Thursday, September 1, 2011

THE BEAUTIFUL IDEA THAT A WASHED-UP FORMER ALCOHOLIC BALLPLAYER OF LIMITED INTELLIGENCE AND A PERENNIAL PH.D CANDIDATE CAN FALL IN LOVE WITH EACH OTHER: Michael Schur discusses in great detail the brilliance of Cheers, noting (among other things) the importance of Vera:
They did such a good job establishing this place at the bar where they spend all this time, and in certain ways, all the characters need it as a place to be. [Vera served as a] genuine reminder that there’s a life that exists outside the camera. If they didn’t have that, it would be The Iceman Cometh and it would be incredibly depressing: These awful fat alcoholics who didn’t leave the stupid bar, but they did a great job reminding you that these people have lives outside of the bar.
And in the midst of discussing his favorite characters:
I loved Coach and Woody because Coach and Woody are very stupid and stupid is the nuclear weapon of comedy. In terms of pure belly laughs, nothing will ever beat stupid people.... On The Office it was sort of half Michael and half Creed. Creed’s all crazy and stupid but Michael’s really the moron, and on Parks and Rec it’s Andy. You know pretty much every comedy show has one character whose primary character trait is stupidity, and they always are really funny.

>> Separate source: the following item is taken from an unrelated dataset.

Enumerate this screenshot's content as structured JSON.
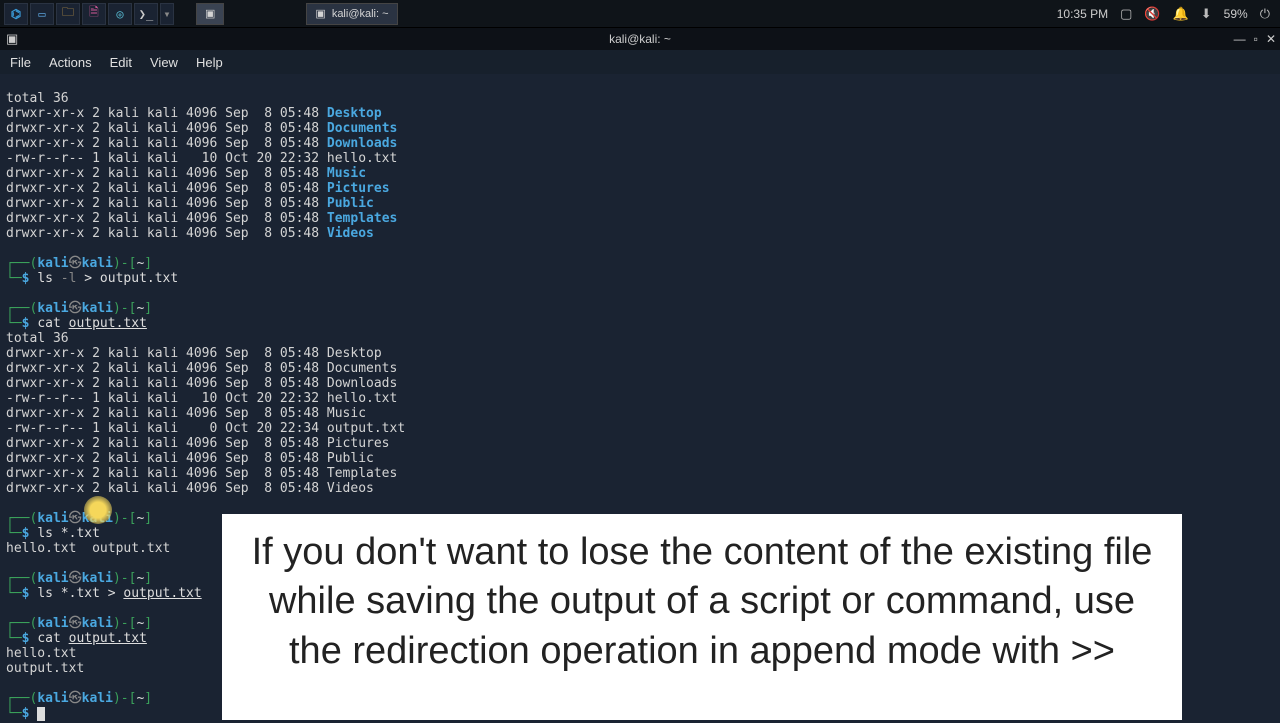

1 comment:

  1. isaac_spaceman3:21 PM

    Maybe part of the problem of commenting on these things is that Schur says so much that there's nothing left to say.  I loved the Office and P&R is my favorite sit-com right now (don't know if I love Louie better, but it's not a sit-com), but until I read this piece and AV Club's ep-by-ep breakdown of last season of P&R and the NYT piece about the Decemberists and Infinite Jest, I didn't know how serious and deep a thinker he is about his craft.  Bonus points for being not creepy or obsessive or self-destructive about it, like, say, Dan Harmon or the angry man whose name rhyme with Surt Kutter.